**Activity:** Within the data below, state how many lines contain the string "object". Provide the number only.

(Element data from apps and pages)
Start of Block

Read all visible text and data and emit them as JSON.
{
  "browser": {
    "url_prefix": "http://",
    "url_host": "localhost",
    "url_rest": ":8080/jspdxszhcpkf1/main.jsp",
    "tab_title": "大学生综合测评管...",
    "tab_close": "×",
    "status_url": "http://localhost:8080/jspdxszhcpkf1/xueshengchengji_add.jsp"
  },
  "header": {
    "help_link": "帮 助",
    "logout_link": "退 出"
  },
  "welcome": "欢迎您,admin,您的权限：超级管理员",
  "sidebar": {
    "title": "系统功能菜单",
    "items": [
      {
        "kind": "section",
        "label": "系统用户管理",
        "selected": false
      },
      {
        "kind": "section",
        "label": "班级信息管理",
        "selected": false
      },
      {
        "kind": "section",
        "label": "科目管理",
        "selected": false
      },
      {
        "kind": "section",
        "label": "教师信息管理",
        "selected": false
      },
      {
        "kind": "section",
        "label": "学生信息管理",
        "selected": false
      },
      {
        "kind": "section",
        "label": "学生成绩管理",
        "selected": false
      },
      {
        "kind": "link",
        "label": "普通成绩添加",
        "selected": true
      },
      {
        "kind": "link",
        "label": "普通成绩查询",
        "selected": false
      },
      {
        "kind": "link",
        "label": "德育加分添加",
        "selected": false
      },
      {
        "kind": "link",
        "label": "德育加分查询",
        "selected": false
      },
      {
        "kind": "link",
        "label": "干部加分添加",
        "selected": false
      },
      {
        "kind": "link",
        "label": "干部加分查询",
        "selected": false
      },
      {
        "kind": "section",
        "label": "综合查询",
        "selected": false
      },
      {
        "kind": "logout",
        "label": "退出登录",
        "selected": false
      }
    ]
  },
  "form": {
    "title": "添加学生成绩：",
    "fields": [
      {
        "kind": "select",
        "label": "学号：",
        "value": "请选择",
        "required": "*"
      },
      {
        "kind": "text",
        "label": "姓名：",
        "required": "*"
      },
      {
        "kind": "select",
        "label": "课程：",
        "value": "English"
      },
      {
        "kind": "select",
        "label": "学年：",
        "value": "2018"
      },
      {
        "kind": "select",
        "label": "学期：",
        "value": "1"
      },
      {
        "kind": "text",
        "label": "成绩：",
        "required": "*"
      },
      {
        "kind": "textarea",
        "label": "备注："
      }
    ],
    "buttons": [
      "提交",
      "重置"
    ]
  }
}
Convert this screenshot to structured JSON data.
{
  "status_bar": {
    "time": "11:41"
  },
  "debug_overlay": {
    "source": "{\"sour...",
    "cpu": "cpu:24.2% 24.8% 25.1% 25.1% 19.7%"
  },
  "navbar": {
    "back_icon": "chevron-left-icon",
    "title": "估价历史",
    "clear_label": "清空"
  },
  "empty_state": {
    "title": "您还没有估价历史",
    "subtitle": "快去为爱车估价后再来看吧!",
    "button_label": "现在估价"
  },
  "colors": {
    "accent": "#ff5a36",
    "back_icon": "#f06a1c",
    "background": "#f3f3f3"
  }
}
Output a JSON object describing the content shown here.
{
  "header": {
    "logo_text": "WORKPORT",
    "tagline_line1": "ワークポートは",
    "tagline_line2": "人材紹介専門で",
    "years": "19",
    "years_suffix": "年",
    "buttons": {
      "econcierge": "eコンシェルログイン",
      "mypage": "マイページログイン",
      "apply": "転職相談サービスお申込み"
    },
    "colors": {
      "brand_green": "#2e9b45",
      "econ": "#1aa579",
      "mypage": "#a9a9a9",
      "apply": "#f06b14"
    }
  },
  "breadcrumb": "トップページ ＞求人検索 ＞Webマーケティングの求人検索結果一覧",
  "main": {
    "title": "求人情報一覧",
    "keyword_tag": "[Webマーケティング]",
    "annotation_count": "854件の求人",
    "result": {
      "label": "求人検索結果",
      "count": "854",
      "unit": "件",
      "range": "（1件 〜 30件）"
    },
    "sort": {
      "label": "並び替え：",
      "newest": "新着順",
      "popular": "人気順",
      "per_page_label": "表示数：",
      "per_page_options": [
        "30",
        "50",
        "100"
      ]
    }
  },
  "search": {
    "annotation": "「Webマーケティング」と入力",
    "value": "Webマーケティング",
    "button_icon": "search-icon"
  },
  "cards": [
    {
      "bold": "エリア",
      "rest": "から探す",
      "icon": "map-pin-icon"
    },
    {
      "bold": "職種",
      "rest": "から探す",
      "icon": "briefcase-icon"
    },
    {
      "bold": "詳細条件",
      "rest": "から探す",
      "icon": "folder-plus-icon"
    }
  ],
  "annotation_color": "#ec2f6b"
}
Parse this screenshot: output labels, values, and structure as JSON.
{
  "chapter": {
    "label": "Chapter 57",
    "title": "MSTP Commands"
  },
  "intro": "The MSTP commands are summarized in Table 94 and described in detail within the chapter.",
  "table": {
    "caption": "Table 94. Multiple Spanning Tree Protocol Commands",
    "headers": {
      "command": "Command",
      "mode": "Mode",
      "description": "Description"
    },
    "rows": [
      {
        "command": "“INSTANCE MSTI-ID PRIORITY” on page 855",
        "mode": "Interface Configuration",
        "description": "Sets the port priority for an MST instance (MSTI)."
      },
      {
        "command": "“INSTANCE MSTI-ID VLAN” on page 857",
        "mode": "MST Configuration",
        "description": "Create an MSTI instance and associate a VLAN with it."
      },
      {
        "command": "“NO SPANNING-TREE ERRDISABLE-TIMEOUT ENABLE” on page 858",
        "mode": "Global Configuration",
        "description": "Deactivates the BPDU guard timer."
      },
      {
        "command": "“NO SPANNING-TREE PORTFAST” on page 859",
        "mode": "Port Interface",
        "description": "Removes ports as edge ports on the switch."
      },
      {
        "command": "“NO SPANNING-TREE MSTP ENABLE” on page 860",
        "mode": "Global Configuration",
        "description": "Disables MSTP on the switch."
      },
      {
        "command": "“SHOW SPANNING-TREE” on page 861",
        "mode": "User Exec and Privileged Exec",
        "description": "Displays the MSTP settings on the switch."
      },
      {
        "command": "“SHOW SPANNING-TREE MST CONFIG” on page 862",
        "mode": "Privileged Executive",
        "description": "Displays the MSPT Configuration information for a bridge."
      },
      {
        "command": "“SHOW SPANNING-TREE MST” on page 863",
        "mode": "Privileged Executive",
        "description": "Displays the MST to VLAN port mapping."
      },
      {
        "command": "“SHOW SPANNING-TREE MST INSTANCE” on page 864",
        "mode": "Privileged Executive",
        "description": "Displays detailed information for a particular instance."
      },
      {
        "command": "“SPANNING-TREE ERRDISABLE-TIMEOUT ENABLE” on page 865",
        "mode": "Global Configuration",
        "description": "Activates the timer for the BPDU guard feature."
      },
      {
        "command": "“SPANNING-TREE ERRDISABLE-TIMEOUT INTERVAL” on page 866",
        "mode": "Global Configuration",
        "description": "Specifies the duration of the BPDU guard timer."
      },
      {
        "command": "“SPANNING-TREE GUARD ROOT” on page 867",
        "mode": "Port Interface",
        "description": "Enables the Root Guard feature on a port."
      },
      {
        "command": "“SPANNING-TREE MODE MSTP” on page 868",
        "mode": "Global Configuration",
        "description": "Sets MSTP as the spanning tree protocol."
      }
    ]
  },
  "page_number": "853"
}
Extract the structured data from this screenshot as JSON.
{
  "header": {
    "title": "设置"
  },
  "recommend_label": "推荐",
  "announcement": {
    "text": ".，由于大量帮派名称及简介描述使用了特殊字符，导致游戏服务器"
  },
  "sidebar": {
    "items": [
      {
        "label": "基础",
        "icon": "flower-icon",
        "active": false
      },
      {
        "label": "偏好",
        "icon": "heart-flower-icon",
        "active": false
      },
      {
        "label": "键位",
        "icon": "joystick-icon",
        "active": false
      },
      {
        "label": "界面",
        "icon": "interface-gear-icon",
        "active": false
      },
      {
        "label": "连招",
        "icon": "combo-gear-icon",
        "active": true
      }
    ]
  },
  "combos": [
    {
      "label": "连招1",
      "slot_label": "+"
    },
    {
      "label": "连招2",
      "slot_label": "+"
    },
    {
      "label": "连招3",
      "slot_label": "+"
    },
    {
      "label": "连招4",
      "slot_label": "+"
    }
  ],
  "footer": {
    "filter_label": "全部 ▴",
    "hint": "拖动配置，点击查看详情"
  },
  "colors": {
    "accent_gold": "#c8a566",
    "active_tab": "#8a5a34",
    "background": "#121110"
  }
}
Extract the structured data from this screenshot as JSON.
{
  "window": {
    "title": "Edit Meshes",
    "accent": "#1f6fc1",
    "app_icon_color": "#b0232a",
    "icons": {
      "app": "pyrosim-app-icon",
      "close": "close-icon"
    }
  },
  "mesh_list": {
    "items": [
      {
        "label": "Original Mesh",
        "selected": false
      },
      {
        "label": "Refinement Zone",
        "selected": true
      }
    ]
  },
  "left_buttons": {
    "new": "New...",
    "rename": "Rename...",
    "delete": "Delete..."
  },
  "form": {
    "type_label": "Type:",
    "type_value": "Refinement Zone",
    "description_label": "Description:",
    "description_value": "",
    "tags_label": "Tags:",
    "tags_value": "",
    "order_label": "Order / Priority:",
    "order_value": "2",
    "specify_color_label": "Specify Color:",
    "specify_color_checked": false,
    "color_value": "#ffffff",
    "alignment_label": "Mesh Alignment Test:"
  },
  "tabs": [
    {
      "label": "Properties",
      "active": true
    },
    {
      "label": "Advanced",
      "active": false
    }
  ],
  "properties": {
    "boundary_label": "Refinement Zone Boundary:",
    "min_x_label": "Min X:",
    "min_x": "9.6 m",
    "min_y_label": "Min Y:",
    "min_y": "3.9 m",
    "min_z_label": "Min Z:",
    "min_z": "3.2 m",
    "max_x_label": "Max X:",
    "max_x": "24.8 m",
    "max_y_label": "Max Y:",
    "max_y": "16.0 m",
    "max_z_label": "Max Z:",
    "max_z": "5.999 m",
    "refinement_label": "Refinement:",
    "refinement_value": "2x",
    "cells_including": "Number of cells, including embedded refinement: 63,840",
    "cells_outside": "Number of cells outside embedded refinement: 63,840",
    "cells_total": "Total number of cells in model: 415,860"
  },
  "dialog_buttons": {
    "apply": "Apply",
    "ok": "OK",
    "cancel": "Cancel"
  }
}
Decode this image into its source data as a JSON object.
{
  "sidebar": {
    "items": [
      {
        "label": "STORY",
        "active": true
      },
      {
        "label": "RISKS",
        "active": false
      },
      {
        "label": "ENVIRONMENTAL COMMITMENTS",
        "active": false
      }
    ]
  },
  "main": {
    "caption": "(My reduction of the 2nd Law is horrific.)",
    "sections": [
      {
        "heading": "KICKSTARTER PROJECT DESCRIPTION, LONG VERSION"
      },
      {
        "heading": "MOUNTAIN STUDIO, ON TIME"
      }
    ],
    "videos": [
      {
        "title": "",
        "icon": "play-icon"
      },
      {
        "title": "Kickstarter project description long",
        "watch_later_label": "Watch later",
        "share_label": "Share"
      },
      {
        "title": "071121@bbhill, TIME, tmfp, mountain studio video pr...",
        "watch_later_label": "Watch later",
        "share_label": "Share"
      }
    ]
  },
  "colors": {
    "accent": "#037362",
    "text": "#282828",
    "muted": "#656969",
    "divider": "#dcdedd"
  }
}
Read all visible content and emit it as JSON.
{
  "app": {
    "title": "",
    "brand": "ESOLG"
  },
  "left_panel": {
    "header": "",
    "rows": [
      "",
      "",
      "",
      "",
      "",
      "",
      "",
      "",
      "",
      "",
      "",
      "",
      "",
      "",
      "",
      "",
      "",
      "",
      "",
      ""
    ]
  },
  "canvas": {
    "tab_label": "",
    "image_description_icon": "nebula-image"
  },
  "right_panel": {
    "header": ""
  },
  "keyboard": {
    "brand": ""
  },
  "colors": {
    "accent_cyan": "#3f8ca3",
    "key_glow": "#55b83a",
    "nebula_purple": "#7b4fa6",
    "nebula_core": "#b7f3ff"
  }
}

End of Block

**Expected answer:** 2